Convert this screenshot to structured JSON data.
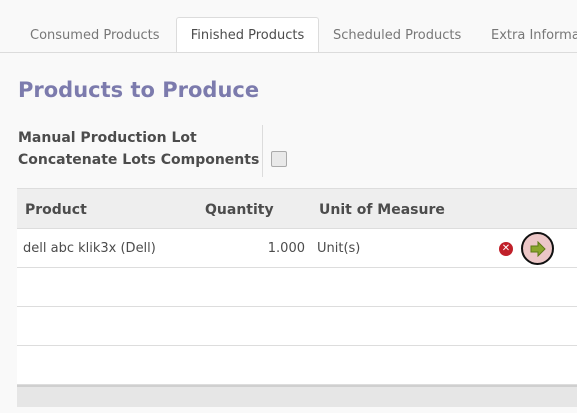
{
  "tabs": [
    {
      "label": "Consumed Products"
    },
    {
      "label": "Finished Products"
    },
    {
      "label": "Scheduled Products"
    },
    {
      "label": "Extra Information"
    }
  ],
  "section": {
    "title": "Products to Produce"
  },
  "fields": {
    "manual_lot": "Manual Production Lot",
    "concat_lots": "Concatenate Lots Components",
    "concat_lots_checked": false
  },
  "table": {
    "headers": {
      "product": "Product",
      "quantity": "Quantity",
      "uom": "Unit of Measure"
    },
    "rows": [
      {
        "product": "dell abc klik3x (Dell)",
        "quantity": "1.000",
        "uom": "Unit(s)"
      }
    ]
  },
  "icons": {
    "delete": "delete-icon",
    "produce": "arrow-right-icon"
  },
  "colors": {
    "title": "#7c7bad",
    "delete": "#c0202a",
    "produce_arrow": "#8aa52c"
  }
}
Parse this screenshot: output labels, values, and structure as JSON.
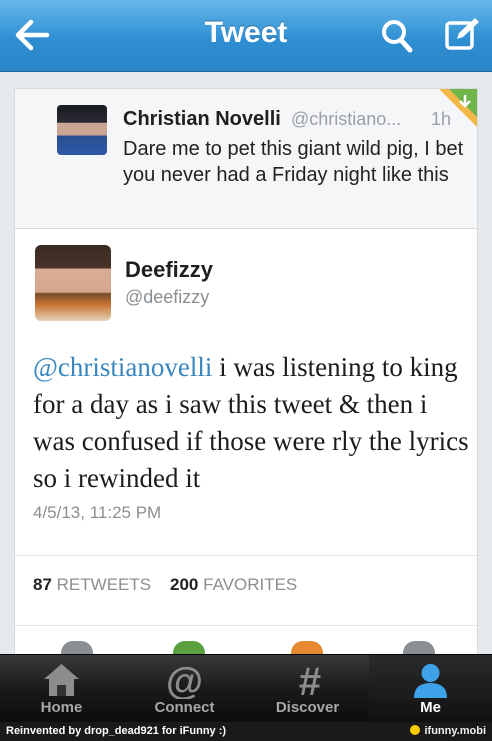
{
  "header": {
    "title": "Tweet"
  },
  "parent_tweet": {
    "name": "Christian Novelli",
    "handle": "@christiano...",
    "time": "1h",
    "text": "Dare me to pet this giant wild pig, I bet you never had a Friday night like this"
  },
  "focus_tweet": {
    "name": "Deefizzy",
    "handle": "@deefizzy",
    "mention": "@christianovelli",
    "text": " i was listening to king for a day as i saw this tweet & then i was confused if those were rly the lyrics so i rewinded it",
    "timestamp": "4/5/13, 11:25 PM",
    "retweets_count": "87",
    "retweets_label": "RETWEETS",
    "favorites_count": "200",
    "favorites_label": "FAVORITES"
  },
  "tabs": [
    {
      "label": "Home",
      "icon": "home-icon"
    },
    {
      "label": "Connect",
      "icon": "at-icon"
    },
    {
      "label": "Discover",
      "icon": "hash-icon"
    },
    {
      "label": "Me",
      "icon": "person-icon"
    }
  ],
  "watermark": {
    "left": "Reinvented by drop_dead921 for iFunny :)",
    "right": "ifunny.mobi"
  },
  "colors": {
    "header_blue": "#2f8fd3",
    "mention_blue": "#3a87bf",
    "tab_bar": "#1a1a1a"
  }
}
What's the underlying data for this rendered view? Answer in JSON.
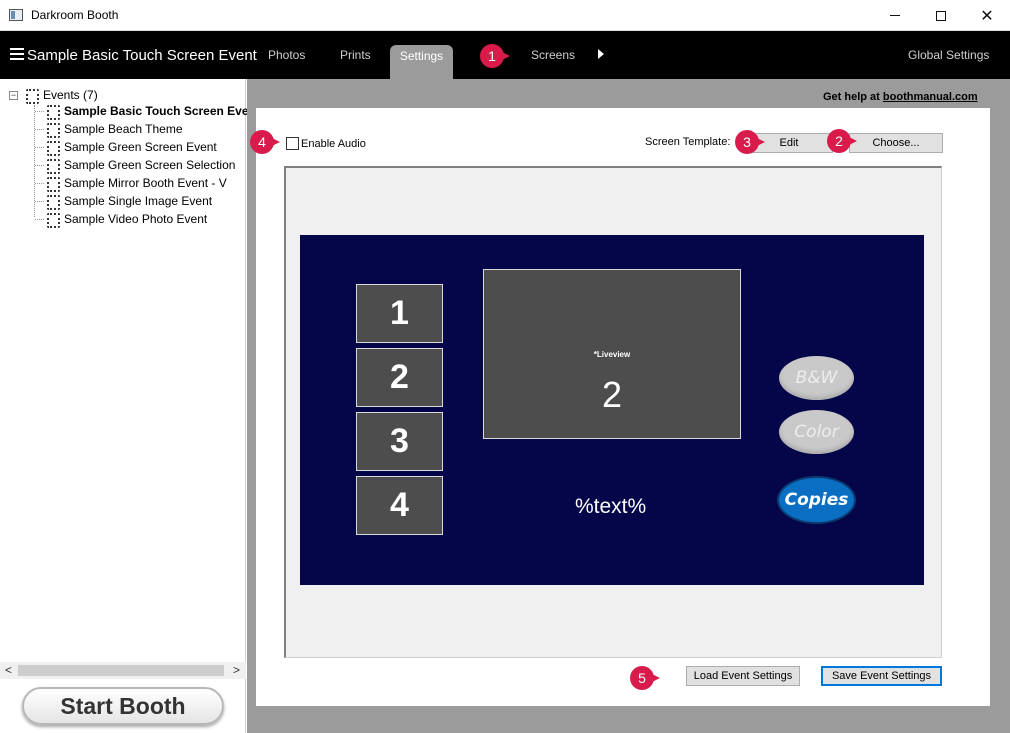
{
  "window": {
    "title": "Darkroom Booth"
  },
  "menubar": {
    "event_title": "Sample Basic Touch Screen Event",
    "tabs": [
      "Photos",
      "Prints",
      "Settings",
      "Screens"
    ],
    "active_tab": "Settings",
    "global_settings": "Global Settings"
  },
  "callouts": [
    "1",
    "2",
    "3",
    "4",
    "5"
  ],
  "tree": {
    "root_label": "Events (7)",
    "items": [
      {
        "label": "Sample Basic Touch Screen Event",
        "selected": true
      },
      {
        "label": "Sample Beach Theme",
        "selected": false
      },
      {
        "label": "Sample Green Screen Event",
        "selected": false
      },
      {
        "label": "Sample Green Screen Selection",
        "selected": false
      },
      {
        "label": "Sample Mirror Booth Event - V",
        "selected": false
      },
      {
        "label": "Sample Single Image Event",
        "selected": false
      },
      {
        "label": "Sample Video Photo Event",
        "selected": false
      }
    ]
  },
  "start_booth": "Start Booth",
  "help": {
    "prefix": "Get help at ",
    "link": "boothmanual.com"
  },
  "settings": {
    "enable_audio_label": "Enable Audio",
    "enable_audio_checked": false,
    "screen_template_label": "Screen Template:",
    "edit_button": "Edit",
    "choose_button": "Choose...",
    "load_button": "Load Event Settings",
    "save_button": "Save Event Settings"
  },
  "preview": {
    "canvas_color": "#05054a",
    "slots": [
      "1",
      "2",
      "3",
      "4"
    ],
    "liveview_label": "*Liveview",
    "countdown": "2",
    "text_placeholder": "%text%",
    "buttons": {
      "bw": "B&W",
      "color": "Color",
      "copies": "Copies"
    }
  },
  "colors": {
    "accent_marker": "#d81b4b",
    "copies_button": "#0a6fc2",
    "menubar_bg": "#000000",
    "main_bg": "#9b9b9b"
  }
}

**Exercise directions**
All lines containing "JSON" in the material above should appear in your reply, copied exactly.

**Solution for this task**
Convert this screenshot to structured JSON data.
Parse this screenshot: output labels, values, and structure as JSON.
What's the underlying data for this rendered view? Answer in JSON.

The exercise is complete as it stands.